If you use EnergyNest batteries to recover thermal energy from high-temperature waste heat sources, store it, and then later discharge this energy into downstream processes, they open up novel possibilities for waste heat recovery. Our project developers start by evaluating process data from the facility: analyzing different heat sources and heat sinks by looking at temperature, pressure, and flow rates. If we see the potential for utilizing waste heat, we can then investigate ways the EnergyNest Thermal Battery can grant industrial plant owners the optimal management of their energy use, saving both money and in some cases, reducing fossil fuel consumption and thus achieving an equivalent reduction in carbon emissions.

ees International: What are EnergyNest’s plans for the future?

Our ambition is to make large-scale energy storage a globally viable opportunity for the power and energy industries by tapping into the immense value present in the significant quantities of heat generated but lost by energy producers and consumers. By enabling customers to store this high-value heat for later use, our Thermal Battery technology gives them the flexibility to manage their energy and costs. As we move further towards a world of renewables, it will enable a more responsible use of intermittent energy, helping to balance the power grids and ensuring a clean future through making a significant contribution to active CO2 reduction.

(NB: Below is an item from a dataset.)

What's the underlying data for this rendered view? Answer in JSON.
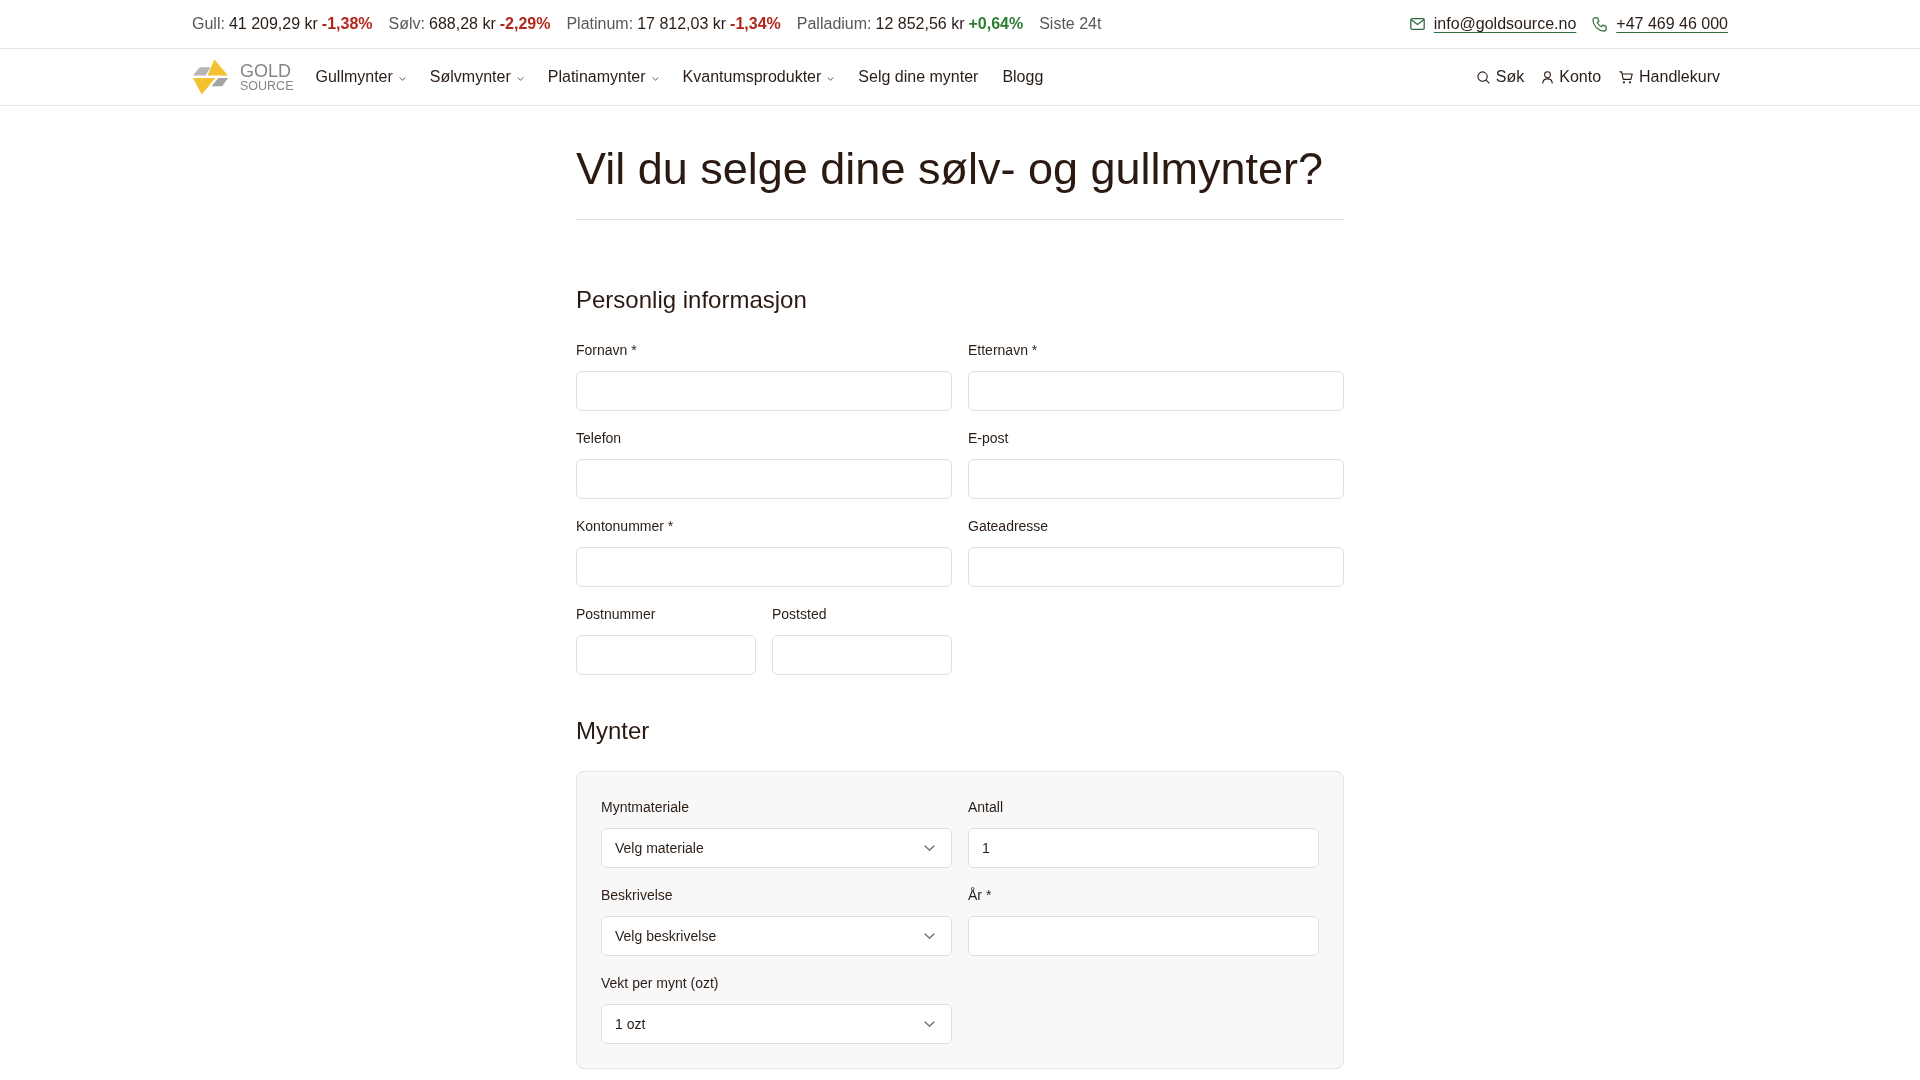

As for immediate next steps, very shortly we will be announcing our first commercial customer, one of the top electric utilities globally. And we are looking forward to our production launch at the Mebin/ Heidelberg Cement facility in Europoort, Rotterdam Harbour. The first project we’re looking at together this new partner will involve large-scale waste-heat-recovery-and-storage for multiple open-cycle power plants.

Not only is it exciting to see this dream becoming a reality with a partner of such global standing but the value is also plain to see from their perspective – the energy storage savings from this waste heat are expected to give the project an payback time of two to five years.

Dr. Christian Thiel,


The ees International Magazine is specialized on the future-oriented market of electrical energy storage systems, not only from a technological-, but also a financial and application-oriented point-of-view. In cooperation with ees Global, the ees International Magazine informs the energy industry about current progress and the latest market innovations.